That belief cracks under even the slightest pressure of pragmatism -- if there has to be a level of context we can deem 'close enough to live by,' that's certainly not it, because you can't live by it.


My question, then, is:  is there any way to design a sort of criteria test for figuring out how much context one should provide?  Does such a test or standard already exist?  Ideally, it would be clear enough that anyone with a reasonable interest in whether they're miscontextualizing would be able to apply it, and transparent enough that in cases of obvious exceptions, one should be able to explain why the rules are different in that case.


As some of you may be aware, I have a webcomic -- of poor quality and infrequent updates -- where I toyed around with plot for a while, experimented with autobiographical stick figures, and played around with absurdism a bit.  I wouldn't call myself an artist, but I'm interested in art, and I'm passionate about comics as a form for storytelling.  My comic is sort of my sandbox for that. I just finished my first read-through of Scott McCloud's "Making Comics."  And, to be honest, his textbooks on the craft and philosophy of comics are, themselves, some of my favorite comics.  I love what he does.  I love the way he uses the form to impart information in an unavoidably engaging way.  I love the way he manipulates the reader's perception of the medium so that he can draw attention to it when he needs to, and let it fade back into the background when he's talking about something else.

Those are the sort of comics I want to do.  I'd love to write textbooks that took on his comic form.  His style is so richly experimental, it seems like it's almost a whiteboard for experiments -- experiments in comics, thought experiments, or walk-throughs of actual scientific experimentation.

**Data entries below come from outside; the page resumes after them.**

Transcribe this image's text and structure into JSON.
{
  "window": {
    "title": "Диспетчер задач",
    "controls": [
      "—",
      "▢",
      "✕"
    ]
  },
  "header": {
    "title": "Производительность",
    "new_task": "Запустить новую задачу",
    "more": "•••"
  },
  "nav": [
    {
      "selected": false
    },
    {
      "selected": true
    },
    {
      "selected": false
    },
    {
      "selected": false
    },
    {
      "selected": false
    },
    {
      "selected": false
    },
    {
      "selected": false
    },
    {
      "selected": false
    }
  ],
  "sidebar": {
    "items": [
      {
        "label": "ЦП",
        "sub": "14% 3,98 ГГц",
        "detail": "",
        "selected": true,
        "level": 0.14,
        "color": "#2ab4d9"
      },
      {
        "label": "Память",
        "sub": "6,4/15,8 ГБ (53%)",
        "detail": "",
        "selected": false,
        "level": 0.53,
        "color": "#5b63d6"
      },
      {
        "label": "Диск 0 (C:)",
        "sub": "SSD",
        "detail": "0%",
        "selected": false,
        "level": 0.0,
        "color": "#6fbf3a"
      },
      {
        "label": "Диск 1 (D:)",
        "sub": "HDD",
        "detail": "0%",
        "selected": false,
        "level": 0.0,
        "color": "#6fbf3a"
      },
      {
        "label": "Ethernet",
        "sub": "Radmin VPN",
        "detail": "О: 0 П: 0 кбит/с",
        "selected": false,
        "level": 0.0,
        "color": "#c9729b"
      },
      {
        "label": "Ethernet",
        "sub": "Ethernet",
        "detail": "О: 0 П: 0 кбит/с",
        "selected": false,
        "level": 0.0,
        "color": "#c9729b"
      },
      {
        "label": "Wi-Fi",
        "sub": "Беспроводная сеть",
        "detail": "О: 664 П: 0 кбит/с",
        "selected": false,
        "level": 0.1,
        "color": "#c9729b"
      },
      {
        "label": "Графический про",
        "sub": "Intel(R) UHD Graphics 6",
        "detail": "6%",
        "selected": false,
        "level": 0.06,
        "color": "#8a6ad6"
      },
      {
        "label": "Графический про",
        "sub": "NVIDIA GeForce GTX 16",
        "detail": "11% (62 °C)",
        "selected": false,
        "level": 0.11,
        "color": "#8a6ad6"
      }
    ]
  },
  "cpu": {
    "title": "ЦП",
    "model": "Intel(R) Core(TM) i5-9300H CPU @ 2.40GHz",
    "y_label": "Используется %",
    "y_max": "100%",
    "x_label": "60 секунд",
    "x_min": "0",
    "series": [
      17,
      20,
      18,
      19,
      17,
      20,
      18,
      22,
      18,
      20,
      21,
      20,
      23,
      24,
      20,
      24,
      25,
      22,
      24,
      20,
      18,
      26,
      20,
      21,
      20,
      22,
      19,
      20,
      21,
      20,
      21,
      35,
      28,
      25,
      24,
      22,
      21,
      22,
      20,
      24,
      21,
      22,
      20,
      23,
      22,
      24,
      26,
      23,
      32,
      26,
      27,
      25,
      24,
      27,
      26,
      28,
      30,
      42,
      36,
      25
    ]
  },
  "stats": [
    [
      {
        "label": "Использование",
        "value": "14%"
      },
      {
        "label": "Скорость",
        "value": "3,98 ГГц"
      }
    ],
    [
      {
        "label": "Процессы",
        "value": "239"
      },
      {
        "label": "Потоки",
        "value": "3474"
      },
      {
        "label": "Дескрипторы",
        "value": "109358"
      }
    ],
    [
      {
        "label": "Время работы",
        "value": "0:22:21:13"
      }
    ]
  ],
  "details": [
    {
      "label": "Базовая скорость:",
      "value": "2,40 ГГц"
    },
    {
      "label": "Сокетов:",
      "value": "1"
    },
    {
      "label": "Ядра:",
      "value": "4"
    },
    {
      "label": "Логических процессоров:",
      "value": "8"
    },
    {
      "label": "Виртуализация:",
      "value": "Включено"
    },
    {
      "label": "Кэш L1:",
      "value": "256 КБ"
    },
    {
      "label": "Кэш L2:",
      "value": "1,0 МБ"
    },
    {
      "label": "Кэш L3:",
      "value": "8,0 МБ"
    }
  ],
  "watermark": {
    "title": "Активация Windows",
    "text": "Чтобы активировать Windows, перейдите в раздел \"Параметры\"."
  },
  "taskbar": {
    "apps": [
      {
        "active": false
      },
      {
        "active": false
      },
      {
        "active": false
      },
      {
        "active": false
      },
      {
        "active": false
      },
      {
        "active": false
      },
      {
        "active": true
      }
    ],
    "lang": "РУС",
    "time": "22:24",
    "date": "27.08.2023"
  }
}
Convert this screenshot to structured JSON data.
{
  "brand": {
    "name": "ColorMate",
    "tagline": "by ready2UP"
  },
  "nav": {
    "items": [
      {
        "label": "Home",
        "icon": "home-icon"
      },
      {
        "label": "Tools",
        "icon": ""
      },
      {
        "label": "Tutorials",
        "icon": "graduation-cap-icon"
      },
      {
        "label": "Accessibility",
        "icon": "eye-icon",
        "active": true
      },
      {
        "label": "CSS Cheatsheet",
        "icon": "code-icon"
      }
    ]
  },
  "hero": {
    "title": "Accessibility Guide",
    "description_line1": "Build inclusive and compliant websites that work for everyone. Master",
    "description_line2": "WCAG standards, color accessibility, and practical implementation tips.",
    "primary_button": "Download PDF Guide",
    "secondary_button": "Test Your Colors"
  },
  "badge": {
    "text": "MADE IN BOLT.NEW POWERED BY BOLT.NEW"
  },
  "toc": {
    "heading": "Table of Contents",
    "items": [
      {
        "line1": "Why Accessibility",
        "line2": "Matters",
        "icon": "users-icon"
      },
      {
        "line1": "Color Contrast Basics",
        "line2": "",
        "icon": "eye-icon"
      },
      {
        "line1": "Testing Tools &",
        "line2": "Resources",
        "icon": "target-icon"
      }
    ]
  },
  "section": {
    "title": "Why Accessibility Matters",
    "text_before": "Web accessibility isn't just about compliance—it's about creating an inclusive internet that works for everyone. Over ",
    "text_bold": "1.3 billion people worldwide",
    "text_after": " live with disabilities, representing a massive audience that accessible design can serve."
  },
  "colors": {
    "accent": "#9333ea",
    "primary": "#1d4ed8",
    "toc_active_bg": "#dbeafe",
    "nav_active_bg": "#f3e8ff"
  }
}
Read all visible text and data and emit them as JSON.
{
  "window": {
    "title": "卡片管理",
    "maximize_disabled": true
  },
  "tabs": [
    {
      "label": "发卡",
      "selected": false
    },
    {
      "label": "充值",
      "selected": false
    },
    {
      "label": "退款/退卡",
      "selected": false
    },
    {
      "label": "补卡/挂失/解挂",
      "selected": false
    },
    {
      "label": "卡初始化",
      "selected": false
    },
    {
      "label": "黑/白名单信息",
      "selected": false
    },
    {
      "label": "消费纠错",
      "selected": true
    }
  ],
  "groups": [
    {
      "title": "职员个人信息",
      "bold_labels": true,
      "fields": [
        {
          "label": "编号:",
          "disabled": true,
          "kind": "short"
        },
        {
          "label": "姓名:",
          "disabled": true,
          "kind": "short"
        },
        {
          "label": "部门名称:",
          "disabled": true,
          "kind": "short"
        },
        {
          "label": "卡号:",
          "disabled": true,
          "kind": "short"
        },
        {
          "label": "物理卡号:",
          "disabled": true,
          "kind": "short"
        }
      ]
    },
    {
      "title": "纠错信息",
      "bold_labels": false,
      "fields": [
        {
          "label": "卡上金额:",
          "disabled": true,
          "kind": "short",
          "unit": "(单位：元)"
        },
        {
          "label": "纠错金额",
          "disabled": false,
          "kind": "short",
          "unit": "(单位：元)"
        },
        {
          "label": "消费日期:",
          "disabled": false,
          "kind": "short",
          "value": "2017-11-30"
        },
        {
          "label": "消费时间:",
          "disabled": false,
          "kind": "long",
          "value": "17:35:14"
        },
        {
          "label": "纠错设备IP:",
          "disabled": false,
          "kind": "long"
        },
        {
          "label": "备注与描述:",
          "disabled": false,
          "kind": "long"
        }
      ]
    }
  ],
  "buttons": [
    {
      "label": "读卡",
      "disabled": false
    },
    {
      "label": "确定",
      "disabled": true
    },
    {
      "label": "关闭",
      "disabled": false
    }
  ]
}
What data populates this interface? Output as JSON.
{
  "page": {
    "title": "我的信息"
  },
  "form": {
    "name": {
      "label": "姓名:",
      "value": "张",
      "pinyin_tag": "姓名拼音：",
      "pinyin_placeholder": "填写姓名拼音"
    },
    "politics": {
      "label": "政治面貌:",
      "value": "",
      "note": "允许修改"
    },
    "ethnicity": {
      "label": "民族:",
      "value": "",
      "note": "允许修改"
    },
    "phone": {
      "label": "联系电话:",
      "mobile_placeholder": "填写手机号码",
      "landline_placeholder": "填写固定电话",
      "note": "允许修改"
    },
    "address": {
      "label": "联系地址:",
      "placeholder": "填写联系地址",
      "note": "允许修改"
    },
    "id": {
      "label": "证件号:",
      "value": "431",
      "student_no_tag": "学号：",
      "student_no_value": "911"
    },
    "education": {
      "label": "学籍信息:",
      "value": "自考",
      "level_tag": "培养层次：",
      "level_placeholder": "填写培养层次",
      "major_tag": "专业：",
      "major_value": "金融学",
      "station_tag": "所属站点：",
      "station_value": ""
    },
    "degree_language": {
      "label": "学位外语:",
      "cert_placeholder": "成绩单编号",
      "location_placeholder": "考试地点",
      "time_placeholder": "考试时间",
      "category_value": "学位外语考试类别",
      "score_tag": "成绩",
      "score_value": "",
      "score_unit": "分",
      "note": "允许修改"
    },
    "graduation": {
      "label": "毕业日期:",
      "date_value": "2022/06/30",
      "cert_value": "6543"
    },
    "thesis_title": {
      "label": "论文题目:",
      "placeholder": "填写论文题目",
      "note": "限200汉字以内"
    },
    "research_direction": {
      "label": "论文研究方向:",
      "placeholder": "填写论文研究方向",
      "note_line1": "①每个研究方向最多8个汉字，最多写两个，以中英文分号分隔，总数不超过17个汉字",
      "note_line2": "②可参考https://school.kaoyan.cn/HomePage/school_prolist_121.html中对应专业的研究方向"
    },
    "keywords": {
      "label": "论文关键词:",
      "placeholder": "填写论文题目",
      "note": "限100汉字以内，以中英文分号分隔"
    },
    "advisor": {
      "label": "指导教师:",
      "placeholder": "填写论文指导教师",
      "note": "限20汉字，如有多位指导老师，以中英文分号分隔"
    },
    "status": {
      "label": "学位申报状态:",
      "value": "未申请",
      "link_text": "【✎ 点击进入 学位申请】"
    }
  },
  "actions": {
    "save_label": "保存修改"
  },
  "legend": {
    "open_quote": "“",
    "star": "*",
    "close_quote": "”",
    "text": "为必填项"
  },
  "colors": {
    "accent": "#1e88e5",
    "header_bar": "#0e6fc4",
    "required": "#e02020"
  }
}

I don't know for certain that I'm going to be able to complete any printworthy comics very soon (and I've decided I'd rather leave the page unupdated for a month or more than publish any more unworthy comics) but when I do, I think I'm going to be experimenting with comics as a medium of clear communication of ideas.  And I'm very much looking forward to that sort of playing around.

New Headphones

I wouldn't think of myself as an audiophile, and I certainly don't think my tastes are so sophisticated that I'd see much of a difference between $100 headphones and $1000 headphones.  I could be wrong about that. But I do notice a difference between $10 headphones and $50 ones.

I just got a pair of iGrado headphones -- they're the cheapest headphones Grado makes, but they're still at least as good as the Skullcandy ones I had for about a year, and a lot better than the $5 Walmart headphones I sometimes get.

And having been listening to them for a little while now, I can see the audiophiles' case.

While it's certainly nice, entertaining, even, to listen to my favorite songs piped out of my cell phone's speakers, or out of a cheap pair of earbuds I've got on hand, it doesn't compare to listening over good speakers.

Music, like all good art, has a transformative, transporting power.  It can, in the right circumstances, scoop you out of the complex, ambiguous narrative of your daily life and temporarily cradle you in the bubble of its private little story.